** Material for this exercise follows **
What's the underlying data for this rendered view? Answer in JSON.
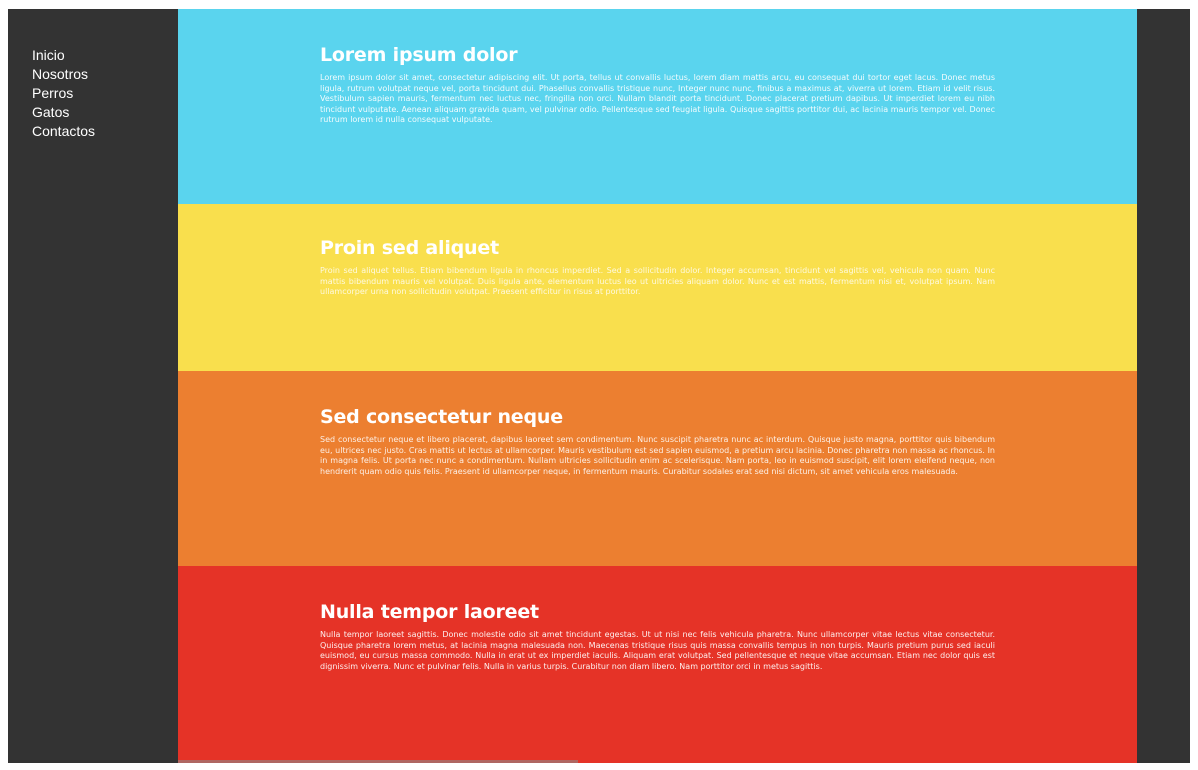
{
  "nav": {
    "items": [
      {
        "label": "Inicio"
      },
      {
        "label": "Nosotros"
      },
      {
        "label": "Perros"
      },
      {
        "label": "Gatos"
      },
      {
        "label": "Contactos"
      }
    ]
  },
  "sections": [
    {
      "title": "Lorem ipsum dolor",
      "body": "Lorem ipsum dolor sit amet, consectetur adipiscing elit. Ut porta, tellus ut convallis luctus, lorem diam mattis arcu, eu consequat dui tortor eget lacus. Donec metus ligula, rutrum volutpat neque vel, porta tincidunt dui. Phasellus convallis tristique nunc, Integer nunc nunc, finibus a maximus at, viverra ut lorem. Etiam id velit risus. Vestibulum sapien mauris, fermentum nec luctus nec, fringilla non orci. Nullam blandit porta tincidunt. Donec placerat pretium dapibus. Ut imperdiet lorem eu nibh tincidunt vulputate. Aenean aliquam gravida quam, vel pulvinar odio. Pellentesque sed feugiat ligula. Quisque sagittis porttitor dui, ac lacinia mauris tempor vel. Donec rutrum lorem id nulla consequat vulputate.",
      "color": "#5ad4ee"
    },
    {
      "title": "Proin sed aliquet",
      "body": "Proin sed aliquet tellus. Etiam bibendum ligula in rhoncus imperdiet. Sed a sollicitudin dolor. Integer accumsan, tincidunt vel sagittis vel, vehicula non quam. Nunc mattis bibendum mauris vel volutpat. Duis ligula ante, elementum luctus leo ut ultricies aliquam dolor. Nunc et est mattis, fermentum nisi et, volutpat ipsum. Nam ullamcorper urna non sollicitudin volutpat. Praesent efficitur in risus at porttitor.",
      "color": "#f9df4d"
    },
    {
      "title": "Sed consectetur neque",
      "body": "Sed consectetur neque et libero placerat, dapibus laoreet sem condimentum. Nunc suscipit pharetra nunc ac interdum. Quisque justo magna, porttitor quis bibendum eu, ultrices nec justo. Cras mattis ut lectus at ullamcorper. Mauris vestibulum est sed sapien euismod, a pretium arcu lacinia. Donec pharetra non massa ac rhoncus. In in magna felis. Ut porta nec nunc a condimentum. Nullam ultricies sollicitudin enim ac scelerisque. Nam porta, leo in euismod suscipit, elit lorem eleifend neque, non hendrerit quam odio quis felis. Praesent id ullamcorper neque, in fermentum mauris. Curabitur sodales erat sed nisi dictum, sit amet vehicula eros malesuada.",
      "color": "#ec7f30"
    },
    {
      "title": "Nulla tempor laoreet",
      "body": "Nulla tempor laoreet sagittis. Donec molestie odio sit amet tincidunt egestas. Ut ut nisi nec felis vehicula pharetra. Nunc ullamcorper vitae lectus vitae consectetur. Quisque pharetra lorem metus, at lacinia magna malesuada non. Maecenas tristique risus quis massa convallis tempus in non turpis. Mauris pretium purus sed iaculi euismod, eu cursus massa commodo. Nulla in erat ut ex imperdiet iaculis. Aliquam erat volutpat. Sed pellentesque et neque vitae accumsan. Etiam nec dolor quis est dignissim viverra. Nunc et pulvinar felis. Nulla in varius turpis. Curabitur non diam libero. Nam porttitor orci in metus sagittis.",
      "color": "#e53327"
    }
  ],
  "colors": {
    "sidebar": "#333333",
    "text": "#ffffff"
  }
}
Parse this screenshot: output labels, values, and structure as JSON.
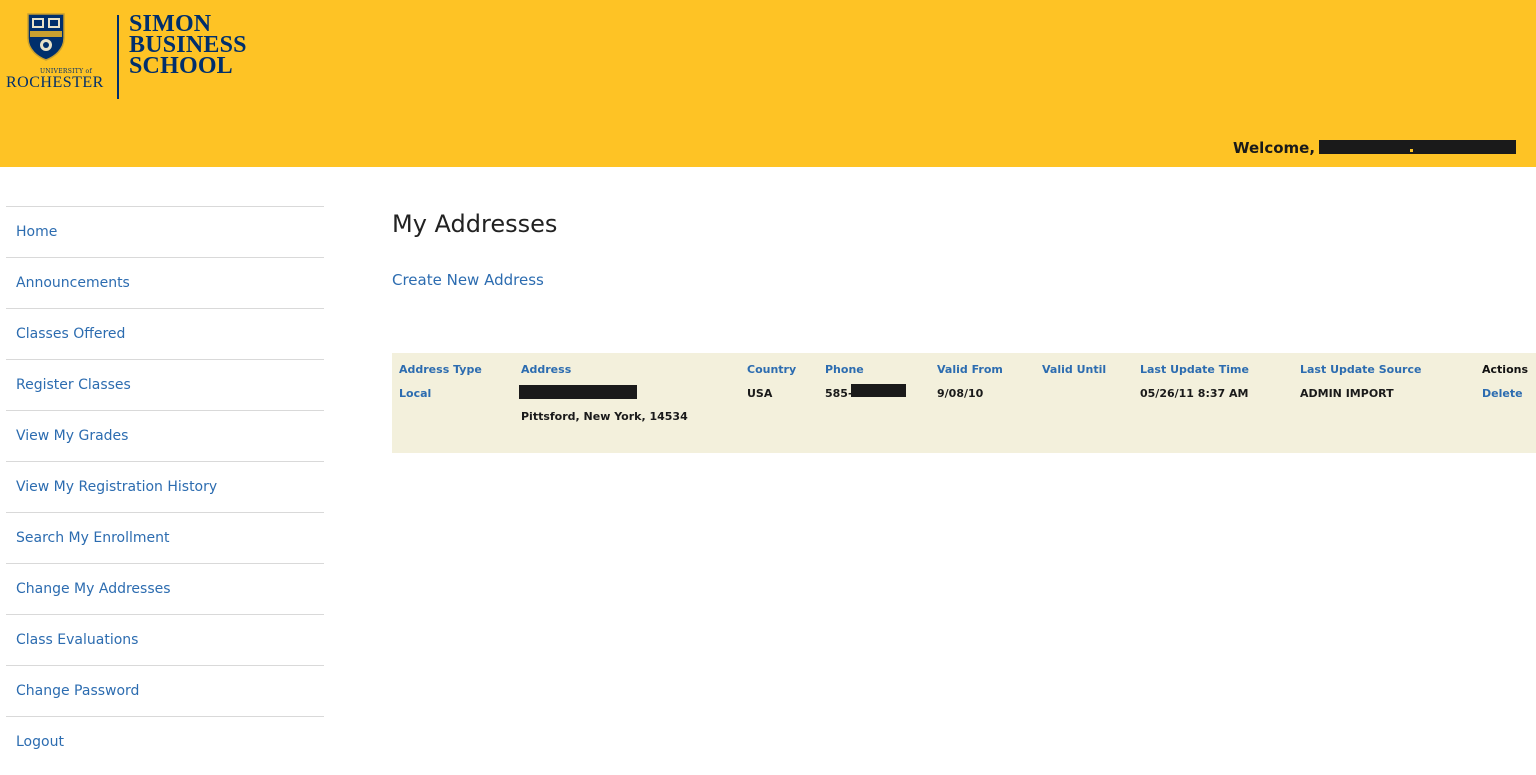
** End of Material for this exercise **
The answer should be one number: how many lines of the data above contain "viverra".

__Expected answer__:
2